## WHAT YOU SHOULD DO
These entries must be printed again exactly as they are.
==============================
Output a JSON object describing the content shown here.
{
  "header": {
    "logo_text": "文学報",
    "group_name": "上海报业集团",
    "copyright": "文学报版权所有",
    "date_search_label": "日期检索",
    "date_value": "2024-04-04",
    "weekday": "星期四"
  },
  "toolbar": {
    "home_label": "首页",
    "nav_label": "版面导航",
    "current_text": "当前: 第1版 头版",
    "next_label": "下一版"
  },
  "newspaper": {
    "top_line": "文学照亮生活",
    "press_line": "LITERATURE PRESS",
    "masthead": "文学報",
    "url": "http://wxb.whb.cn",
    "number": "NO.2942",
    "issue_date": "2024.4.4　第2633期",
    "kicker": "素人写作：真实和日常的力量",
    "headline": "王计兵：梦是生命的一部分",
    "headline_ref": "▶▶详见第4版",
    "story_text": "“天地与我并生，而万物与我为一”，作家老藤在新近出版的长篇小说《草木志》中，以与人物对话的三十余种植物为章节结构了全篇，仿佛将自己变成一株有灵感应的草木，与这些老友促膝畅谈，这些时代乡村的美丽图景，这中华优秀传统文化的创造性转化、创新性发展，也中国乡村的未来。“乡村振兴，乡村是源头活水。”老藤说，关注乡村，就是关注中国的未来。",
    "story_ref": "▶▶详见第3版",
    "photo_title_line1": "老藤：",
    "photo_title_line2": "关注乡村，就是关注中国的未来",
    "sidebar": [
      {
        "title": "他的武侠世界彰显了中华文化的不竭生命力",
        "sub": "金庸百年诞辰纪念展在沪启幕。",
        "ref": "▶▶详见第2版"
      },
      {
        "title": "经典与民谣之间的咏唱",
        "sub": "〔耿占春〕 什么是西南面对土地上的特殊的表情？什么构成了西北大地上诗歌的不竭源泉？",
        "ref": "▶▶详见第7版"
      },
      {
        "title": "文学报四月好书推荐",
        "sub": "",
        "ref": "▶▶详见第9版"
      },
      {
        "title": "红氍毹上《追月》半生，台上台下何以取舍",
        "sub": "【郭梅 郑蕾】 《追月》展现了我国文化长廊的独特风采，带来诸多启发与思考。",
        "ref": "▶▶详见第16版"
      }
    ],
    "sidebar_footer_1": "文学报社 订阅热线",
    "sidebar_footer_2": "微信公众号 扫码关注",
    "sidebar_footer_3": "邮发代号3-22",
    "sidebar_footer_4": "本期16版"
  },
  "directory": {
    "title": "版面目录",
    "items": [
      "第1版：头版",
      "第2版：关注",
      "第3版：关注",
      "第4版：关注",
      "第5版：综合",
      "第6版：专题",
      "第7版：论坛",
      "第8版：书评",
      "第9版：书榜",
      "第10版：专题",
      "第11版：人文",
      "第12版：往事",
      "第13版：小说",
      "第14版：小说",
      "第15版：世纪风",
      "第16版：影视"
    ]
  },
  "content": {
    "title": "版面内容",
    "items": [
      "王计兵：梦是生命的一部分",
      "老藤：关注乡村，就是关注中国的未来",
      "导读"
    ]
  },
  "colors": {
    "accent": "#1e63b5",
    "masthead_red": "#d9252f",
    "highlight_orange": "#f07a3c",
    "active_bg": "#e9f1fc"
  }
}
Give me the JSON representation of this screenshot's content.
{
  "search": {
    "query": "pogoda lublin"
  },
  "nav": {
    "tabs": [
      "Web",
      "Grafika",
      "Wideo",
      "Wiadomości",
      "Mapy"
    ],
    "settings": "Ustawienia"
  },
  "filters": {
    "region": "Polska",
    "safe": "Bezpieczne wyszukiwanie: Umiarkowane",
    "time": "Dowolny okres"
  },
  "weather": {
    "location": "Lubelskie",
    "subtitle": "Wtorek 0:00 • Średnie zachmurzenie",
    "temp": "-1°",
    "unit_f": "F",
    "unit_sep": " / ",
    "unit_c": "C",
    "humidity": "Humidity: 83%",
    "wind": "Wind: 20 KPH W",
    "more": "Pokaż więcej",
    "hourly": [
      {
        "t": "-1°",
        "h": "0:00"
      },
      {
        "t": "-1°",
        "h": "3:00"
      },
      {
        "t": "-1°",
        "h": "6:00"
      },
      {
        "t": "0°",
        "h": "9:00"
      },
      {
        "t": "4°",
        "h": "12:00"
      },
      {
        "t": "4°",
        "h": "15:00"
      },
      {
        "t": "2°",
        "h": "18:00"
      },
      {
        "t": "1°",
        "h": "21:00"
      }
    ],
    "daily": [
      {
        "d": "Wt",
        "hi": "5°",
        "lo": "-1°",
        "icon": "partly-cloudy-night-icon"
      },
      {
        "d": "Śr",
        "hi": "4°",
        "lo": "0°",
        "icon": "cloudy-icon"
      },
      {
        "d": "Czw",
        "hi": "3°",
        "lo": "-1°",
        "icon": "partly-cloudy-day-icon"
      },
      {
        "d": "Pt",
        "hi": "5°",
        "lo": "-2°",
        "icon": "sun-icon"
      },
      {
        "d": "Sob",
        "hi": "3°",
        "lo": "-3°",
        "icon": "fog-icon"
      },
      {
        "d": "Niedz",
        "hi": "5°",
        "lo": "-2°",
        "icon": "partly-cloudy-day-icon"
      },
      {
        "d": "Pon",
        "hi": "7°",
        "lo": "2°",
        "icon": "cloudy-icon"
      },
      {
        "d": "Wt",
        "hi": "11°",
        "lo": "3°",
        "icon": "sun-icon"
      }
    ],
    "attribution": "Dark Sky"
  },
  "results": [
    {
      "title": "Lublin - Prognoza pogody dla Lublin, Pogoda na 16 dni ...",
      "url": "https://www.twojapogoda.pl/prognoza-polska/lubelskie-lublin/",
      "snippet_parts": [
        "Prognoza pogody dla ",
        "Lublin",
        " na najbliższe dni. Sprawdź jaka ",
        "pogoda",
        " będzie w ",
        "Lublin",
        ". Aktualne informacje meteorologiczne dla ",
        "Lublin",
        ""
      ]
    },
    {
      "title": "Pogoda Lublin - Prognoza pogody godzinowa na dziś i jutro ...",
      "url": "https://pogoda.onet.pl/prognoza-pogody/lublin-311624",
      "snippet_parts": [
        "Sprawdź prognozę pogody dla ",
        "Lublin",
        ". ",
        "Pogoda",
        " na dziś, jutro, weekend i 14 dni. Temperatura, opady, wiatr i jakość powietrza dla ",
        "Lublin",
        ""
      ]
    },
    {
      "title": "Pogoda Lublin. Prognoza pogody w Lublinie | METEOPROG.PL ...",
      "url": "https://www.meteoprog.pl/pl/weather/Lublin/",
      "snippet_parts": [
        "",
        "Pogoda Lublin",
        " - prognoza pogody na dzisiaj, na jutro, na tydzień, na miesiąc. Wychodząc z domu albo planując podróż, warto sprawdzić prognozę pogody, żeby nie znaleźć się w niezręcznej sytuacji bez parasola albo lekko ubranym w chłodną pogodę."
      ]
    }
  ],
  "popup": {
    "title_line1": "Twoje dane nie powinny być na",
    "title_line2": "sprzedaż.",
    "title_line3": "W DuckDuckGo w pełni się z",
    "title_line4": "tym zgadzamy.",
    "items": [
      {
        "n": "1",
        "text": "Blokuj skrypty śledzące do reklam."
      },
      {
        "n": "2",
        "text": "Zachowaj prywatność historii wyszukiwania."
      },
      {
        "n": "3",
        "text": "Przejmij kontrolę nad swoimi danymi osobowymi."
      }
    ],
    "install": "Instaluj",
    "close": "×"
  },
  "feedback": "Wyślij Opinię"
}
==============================
## RESULT OF THE TASK
Output a JSON object describing the content shown here.
{
  "header": {
    "logo_text": "文学報",
    "group_name": "上海报业集团",
    "copyright": "文学报版权所有",
    "date_search_label": "日期检索",
    "date_value": "2024-04-04",
    "weekday": "星期四"
  },
  "toolbar": {
    "home_label": "首页",
    "nav_label": "版面导航",
    "current_text": "当前: 第1版 头版",
    "next_label": "下一版"
  },
  "newspaper": {
    "top_line": "文学照亮生活",
    "press_line": "LITERATURE PRESS",
    "masthead": "文学報",
    "url": "http://wxb.whb.cn",
    "number": "NO.2942",
    "issue_date": "2024.4.4　第2633期",
    "kicker": "素人写作：真实和日常的力量",
    "headline": "王计兵：梦是生命的一部分",
    "headline_ref": "▶▶详见第4版",
    "story_text": "“天地与我并生，而万物与我为一”，作家老藤在新近出版的长篇小说《草木志》中，以与人物对话的三十余种植物为章节结构了全篇，仿佛将自己变成一株有灵感应的草木，与这些老友促膝畅谈，这些时代乡村的美丽图景，这中华优秀传统文化的创造性转化、创新性发展，也中国乡村的未来。“乡村振兴，乡村是源头活水。”老藤说，关注乡村，就是关注中国的未来。",
    "story_ref": "▶▶详见第3版",
    "photo_title_line1": "老藤：",
    "photo_title_line2": "关注乡村，就是关注中国的未来",
    "sidebar": [
      {
        "title": "他的武侠世界彰显了中华文化的不竭生命力",
        "sub": "金庸百年诞辰纪念展在沪启幕。",
        "ref": "▶▶详见第2版"
      },
      {
        "title": "经典与民谣之间的咏唱",
        "sub": "〔耿占春〕 什么是西南面对土地上的特殊的表情？什么构成了西北大地上诗歌的不竭源泉？",
        "ref": "▶▶详见第7版"
      },
      {
        "title": "文学报四月好书推荐",
        "sub": "",
        "ref": "▶▶详见第9版"
      },
      {
        "title": "红氍毹上《追月》半生，台上台下何以取舍",
        "sub": "【郭梅 郑蕾】 《追月》展现了我国文化长廊的独特风采，带来诸多启发与思考。",
        "ref": "▶▶详见第16版"
      }
    ],
    "sidebar_footer_1": "文学报社 订阅热线",
    "sidebar_footer_2": "微信公众号 扫码关注",
    "sidebar_footer_3": "邮发代号3-22",
    "sidebar_footer_4": "本期16版"
  },
  "directory": {
    "title": "版面目录",
    "items": [
      "第1版：头版",
      "第2版：关注",
      "第3版：关注",
      "第4版：关注",
      "第5版：综合",
      "第6版：专题",
      "第7版：论坛",
      "第8版：书评",
      "第9版：书榜",
      "第10版：专题",
      "第11版：人文",
      "第12版：往事",
      "第13版：小说",
      "第14版：小说",
      "第15版：世纪风",
      "第16版：影视"
    ]
  },
  "content": {
    "title": "版面内容",
    "items": [
      "王计兵：梦是生命的一部分",
      "老藤：关注乡村，就是关注中国的未来",
      "导读"
    ]
  },
  "colors": {
    "accent": "#1e63b5",
    "masthead_red": "#d9252f",
    "highlight_orange": "#f07a3c",
    "active_bg": "#e9f1fc"
  }
}
Give me the JSON representation of this screenshot's content.
{
  "search": {
    "query": "pogoda lublin"
  },
  "nav": {
    "tabs": [
      "Web",
      "Grafika",
      "Wideo",
      "Wiadomości",
      "Mapy"
    ],
    "settings": "Ustawienia"
  },
  "filters": {
    "region": "Polska",
    "safe": "Bezpieczne wyszukiwanie: Umiarkowane",
    "time": "Dowolny okres"
  },
  "weather": {
    "location": "Lubelskie",
    "subtitle": "Wtorek 0:00 • Średnie zachmurzenie",
    "temp": "-1°",
    "unit_f": "F",
    "unit_sep": " / ",
    "unit_c": "C",
    "humidity": "Humidity: 83%",
    "wind": "Wind: 20 KPH W",
    "more": "Pokaż więcej",
    "hourly": [
      {
        "t": "-1°",
        "h": "0:00"
      },
      {
        "t": "-1°",
        "h": "3:00"
      },
      {
        "t": "-1°",
        "h": "6:00"
      },
      {
        "t": "0°",
        "h": "9:00"
      },
      {
        "t": "4°",
        "h": "12:00"
      },
      {
        "t": "4°",
        "h": "15:00"
      },
      {
        "t": "2°",
        "h": "18:00"
      },
      {
        "t": "1°",
        "h": "21:00"
      }
    ],
    "daily": [
      {
        "d": "Wt",
        "hi": "5°",
        "lo": "-1°",
        "icon": "partly-cloudy-night-icon"
      },
      {
        "d": "Śr",
        "hi": "4°",
        "lo": "0°",
        "icon": "cloudy-icon"
      },
      {
        "d": "Czw",
        "hi": "3°",
        "lo": "-1°",
        "icon": "partly-cloudy-day-icon"
      },
      {
        "d": "Pt",
        "hi": "5°",
        "lo": "-2°",
        "icon": "sun-icon"
      },
      {
        "d": "Sob",
        "hi": "3°",
        "lo": "-3°",
        "icon": "fog-icon"
      },
      {
        "d": "Niedz",
        "hi": "5°",
        "lo": "-2°",
        "icon": "partly-cloudy-day-icon"
      },
      {
        "d": "Pon",
        "hi": "7°",
        "lo": "2°",
        "icon": "cloudy-icon"
      },
      {
        "d": "Wt",
        "hi": "11°",
        "lo": "3°",
        "icon": "sun-icon"
      }
    ],
    "attribution": "Dark Sky"
  },
  "results": [
    {
      "title": "Lublin - Prognoza pogody dla Lublin, Pogoda na 16 dni ...",
      "url": "https://www.twojapogoda.pl/prognoza-polska/lubelskie-lublin/",
      "snippet_parts": [
        "Prognoza pogody dla ",
        "Lublin",
        " na najbliższe dni. Sprawdź jaka ",
        "pogoda",
        " będzie w ",
        "Lublin",
        ". Aktualne informacje meteorologiczne dla ",
        "Lublin",
        ""
      ]
    },
    {
      "title": "Pogoda Lublin - Prognoza pogody godzinowa na dziś i jutro ...",
      "url": "https://pogoda.onet.pl/prognoza-pogody/lublin-311624",
      "snippet_parts": [
        "Sprawdź prognozę pogody dla ",
        "Lublin",
        ". ",
        "Pogoda",
        " na dziś, jutro, weekend i 14 dni. Temperatura, opady, wiatr i jakość powietrza dla ",
        "Lublin",
        ""
      ]
    },
    {
      "title": "Pogoda Lublin. Prognoza pogody w Lublinie | METEOPROG.PL ...",
      "url": "https://www.meteoprog.pl/pl/weather/Lublin/",
      "snippet_parts": [
        "",
        "Pogoda Lublin",
        " - prognoza pogody na dzisiaj, na jutro, na tydzień, na miesiąc. Wychodząc z domu albo planując podróż, warto sprawdzić prognozę pogody, żeby nie znaleźć się w niezręcznej sytuacji bez parasola albo lekko ubranym w chłodną pogodę."
      ]
    }
  ],
  "popup": {
    "title_line1": "Twoje dane nie powinny być na",
    "title_line2": "sprzedaż.",
    "title_line3": "W DuckDuckGo w pełni się z",
    "title_line4": "tym zgadzamy.",
    "items": [
      {
        "n": "1",
        "text": "Blokuj skrypty śledzące do reklam."
      },
      {
        "n": "2",
        "text": "Zachowaj prywatność historii wyszukiwania."
      },
      {
        "n": "3",
        "text": "Przejmij kontrolę nad swoimi danymi osobowymi."
      }
    ],
    "install": "Instaluj",
    "close": "×"
  },
  "feedback": "Wyślij Opinię"
}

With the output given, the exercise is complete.